However, what the changes demonstrate is not so much that polls were incorrect, but that the days running up to the actual voting in referendums often see sharp movement in voter sentiment. So if this is to be replicated, then this campaign would have to be like the previous referendums instanced above.
But there are significant reasons for believing that this campaign is different. For a start, people know what the question is, and they are aware of the debate which has been raging for months.
Few voters knew, for example, what the Oireachtas inquiries referendum was about. That reduces the scope for volatility.
Secondly, while the measure is being proposed by the Government, the campaign has been led by civic society groups. That diminishes the chances of a large anti-Government vote - and anyway, this Government is not as unpopular as the last one.
Thirdly, there is also evidence in the data that voters are firming up their opinions well in advance of polling day. An overwhelming 96 per cent of people say that they are absolutely not, extremely unlikely or probably unlikely to change their vote - that suggests, again, that the potential for major late volatility is not huge.

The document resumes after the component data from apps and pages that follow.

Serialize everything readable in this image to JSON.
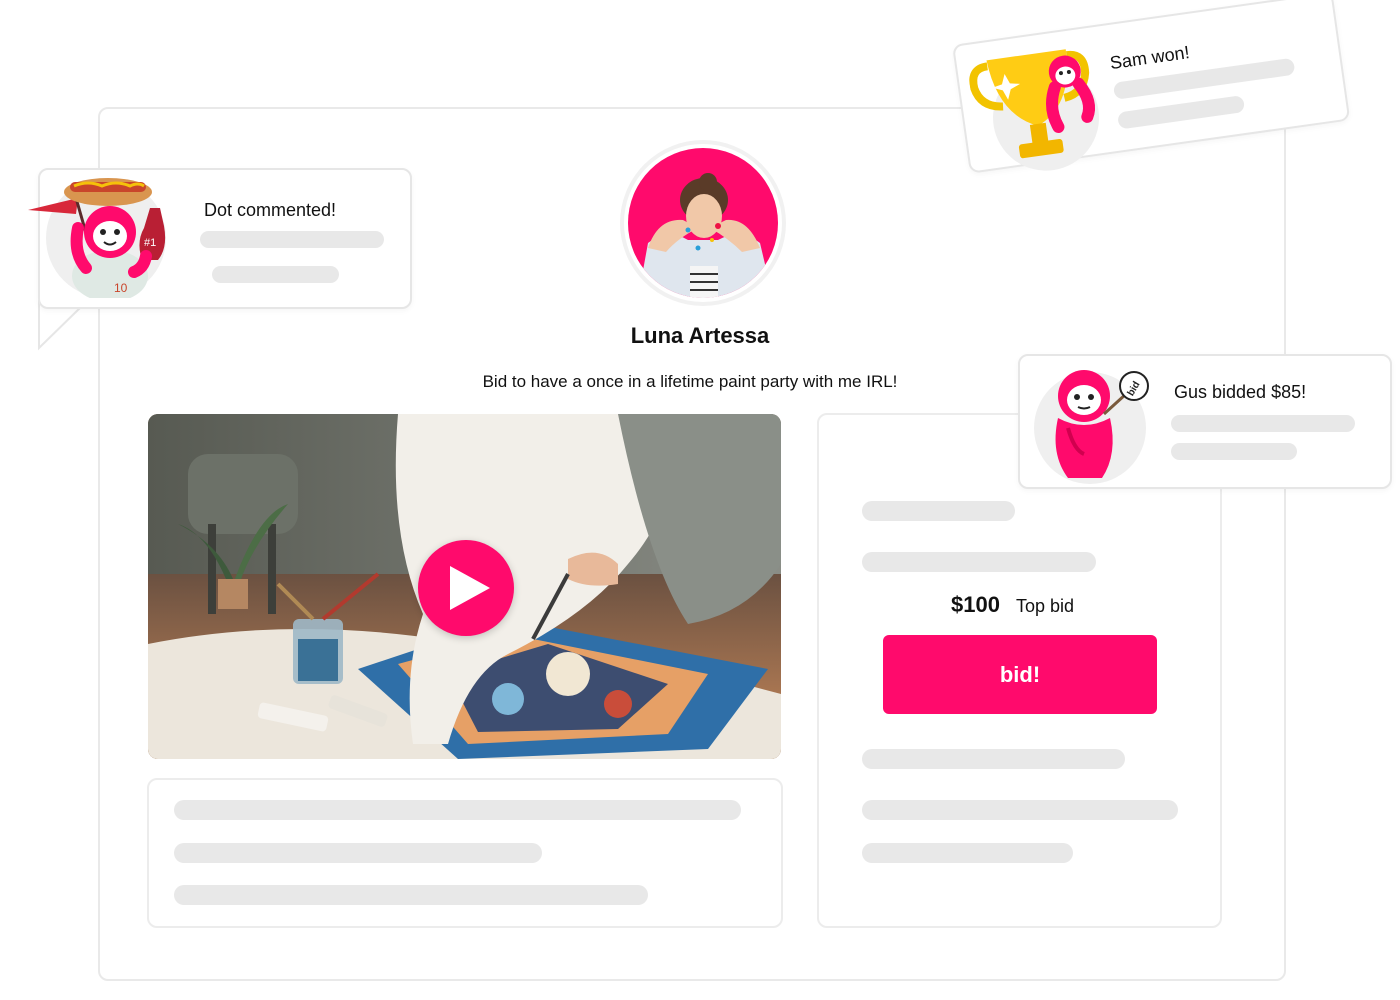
{
  "profile": {
    "name": "Luna Artessa",
    "tagline": "Bid to have a once in a lifetime paint party with me IRL!"
  },
  "auction": {
    "top_bid_amount": "$100",
    "top_bid_label": "Top bid",
    "bid_button_label": "bid!"
  },
  "notifications": {
    "comment": {
      "text": "Dot commented!",
      "sticker": "sloth-fan-icon"
    },
    "won": {
      "text": "Sam won!",
      "sticker": "sloth-trophy-icon"
    },
    "bid": {
      "text": "Gus bidded $85!",
      "sticker": "sloth-bid-icon"
    }
  },
  "video": {
    "play_icon": "play-icon"
  },
  "colors": {
    "accent": "#ff0a6c",
    "skeleton": "#e8e8e8",
    "border": "#e9e9e9"
  }
}
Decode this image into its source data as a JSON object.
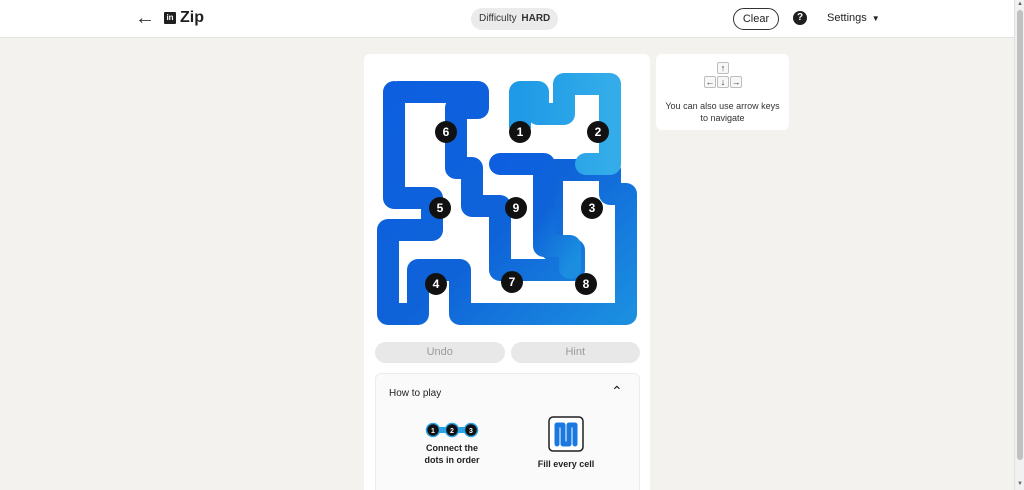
{
  "header": {
    "back_icon": "arrow-left",
    "logo_text": "in",
    "app_name": "Zip",
    "difficulty_label": "Difficulty",
    "difficulty_value": "HARD",
    "clear_label": "Clear",
    "help_icon": "question-circle",
    "settings_label": "Settings"
  },
  "board": {
    "size": 6,
    "path_color_light": "#29a3e6",
    "path_color_dark": "#0a4fd6",
    "dots": [
      {
        "number": "1",
        "row": 0,
        "col": 2
      },
      {
        "number": "2",
        "row": 0,
        "col": 3
      },
      {
        "number": "3",
        "row": 1,
        "col": 3
      },
      {
        "number": "4",
        "row": 3,
        "col": 0
      },
      {
        "number": "5",
        "row": 1,
        "col": 0
      },
      {
        "number": "6",
        "row": 0,
        "col": 0
      },
      {
        "number": "7",
        "row": 3,
        "col": 1
      },
      {
        "number": "8",
        "row": 3,
        "col": 2
      },
      {
        "number": "9",
        "row": 1,
        "col": 1
      }
    ]
  },
  "controls": {
    "undo_label": "Undo",
    "hint_label": "Hint"
  },
  "how_to_play": {
    "title": "How to play",
    "rule1_dots": [
      "1",
      "2",
      "3"
    ],
    "rule1_text": "Connect the dots in order",
    "rule2_text": "Fill every cell"
  },
  "tip": {
    "text": "You can also use arrow keys to navigate"
  }
}
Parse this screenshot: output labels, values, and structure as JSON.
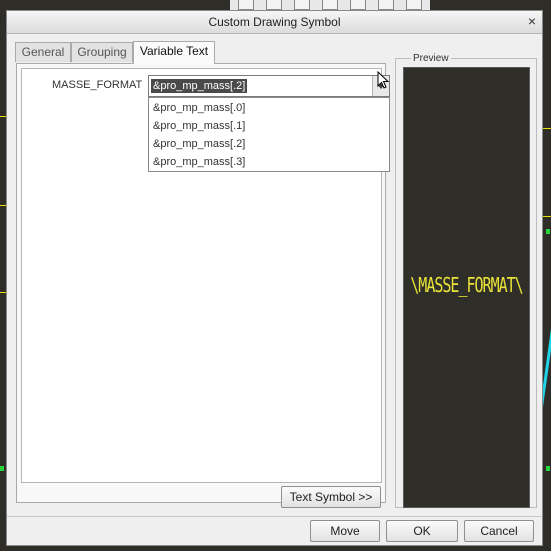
{
  "dialog": {
    "title": "Custom Drawing Symbol",
    "close_label": "×"
  },
  "tabs": [
    {
      "label": "General",
      "active": false
    },
    {
      "label": "Grouping",
      "active": false
    },
    {
      "label": "Variable Text",
      "active": true
    }
  ],
  "variable": {
    "name": "MASSE_FORMAT",
    "selected_value": "&pro_mp_mass[.2]",
    "options": [
      "&pro_mp_mass[.0]",
      "&pro_mp_mass[.1]",
      "&pro_mp_mass[.2]",
      "&pro_mp_mass[.3]"
    ]
  },
  "text_symbol_button": "Text Symbol >>",
  "preview": {
    "label": "Preview",
    "text": "\\MASSE_FORMAT\\"
  },
  "footer": {
    "move": "Move",
    "ok": "OK",
    "cancel": "Cancel"
  },
  "colors": {
    "preview_bg": "#2f2e28",
    "preview_text": "#e8e23a",
    "selection_bg": "#4a4a4a"
  },
  "icons": [
    "combo-arrow-icon",
    "mouse-cursor-icon"
  ]
}
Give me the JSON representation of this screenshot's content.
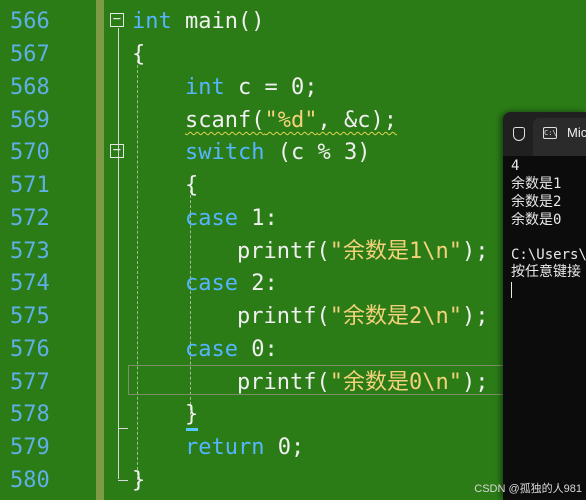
{
  "editor": {
    "line_numbers": [
      "566",
      "567",
      "568",
      "569",
      "570",
      "571",
      "572",
      "573",
      "574",
      "575",
      "576",
      "577",
      "578",
      "579",
      "580"
    ],
    "code": {
      "l566_kw": "int",
      "l566_rest": " main()",
      "l567": "{",
      "l568_kw": "int",
      "l568_rest": " c = 0;",
      "l569_fn": "scanf(",
      "l569_str": "\"%d\"",
      "l569_rest": ", &c);",
      "l570_kw": "switch",
      "l570_rest": " (c % 3)",
      "l571": "{",
      "l572_kw": "case",
      "l572_rest": " 1:",
      "l573_fn": "printf(",
      "l573_str": "\"余数是1\\n\"",
      "l573_rest": ");",
      "l574_kw": "case",
      "l574_rest": " 2:",
      "l575_fn": "printf(",
      "l575_str": "\"余数是2\\n\"",
      "l575_rest": ");",
      "l576_kw": "case",
      "l576_rest": " 0:",
      "l577_fn": "printf(",
      "l577_str": "\"余数是0\\n\"",
      "l577_rest": ");",
      "l578": "}",
      "l579_kw": "return",
      "l579_rest": " 0;",
      "l580": "}"
    },
    "fold_symbol": "−",
    "colors": {
      "background": "#2b7b17",
      "keyword": "#55b5ff",
      "line_number": "#5fb0e6",
      "string": "#f3d27a"
    }
  },
  "terminal": {
    "tab_title": "Mic",
    "tab_icon": "C:\\",
    "output": [
      "4",
      "余数是1",
      "余数是2",
      "余数是0",
      "",
      "C:\\Users\\",
      "按任意键接"
    ]
  },
  "watermark": "CSDN @孤独的人981"
}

And fourthly, while there are substantial doubts about the 12 weeks proposal, there is a greater consensus in favour of changing Ireland’s abortion laws.
There are two further pieces of data from the poll worth considering. The first is when people are asked how they think their close friends will vote, they say the Yes vote is leading strongly (51 per cent to 24 per cent, with 25 per cent undecided).
In addition, when the so-called “wisdom of crowds” approach is adopted - asking all 1,200 respondents what they think the result will be - they predict a 56-44 result in favour of Yes.
The biggest remaining uncertainty about the vote is turnout. And there is an advantage for the No side here. This is a very divisive referendum, and the biggest dividing line is on age.
Older voters are much more likely to vote against repeal - if the referendum was held only among under 50s, it would romp home; if it was held among over 50s, it would crash and burn. And older voters are usually more likely to turn out.
However, the poll shows a high degree of commitment amongst both cohorts; a big effort to get out the vote will be a high priority for both sides.
Referendums have often proved notoriously unpredictable. But there are some reasons to think this one will be less unpredictable than previous votes.
Turnout will be a big part of the eventual outcome. But for all the warning signs from recent history for the Yes side - and they are real and substantial - the data is clear: the advantage remains with the repealers.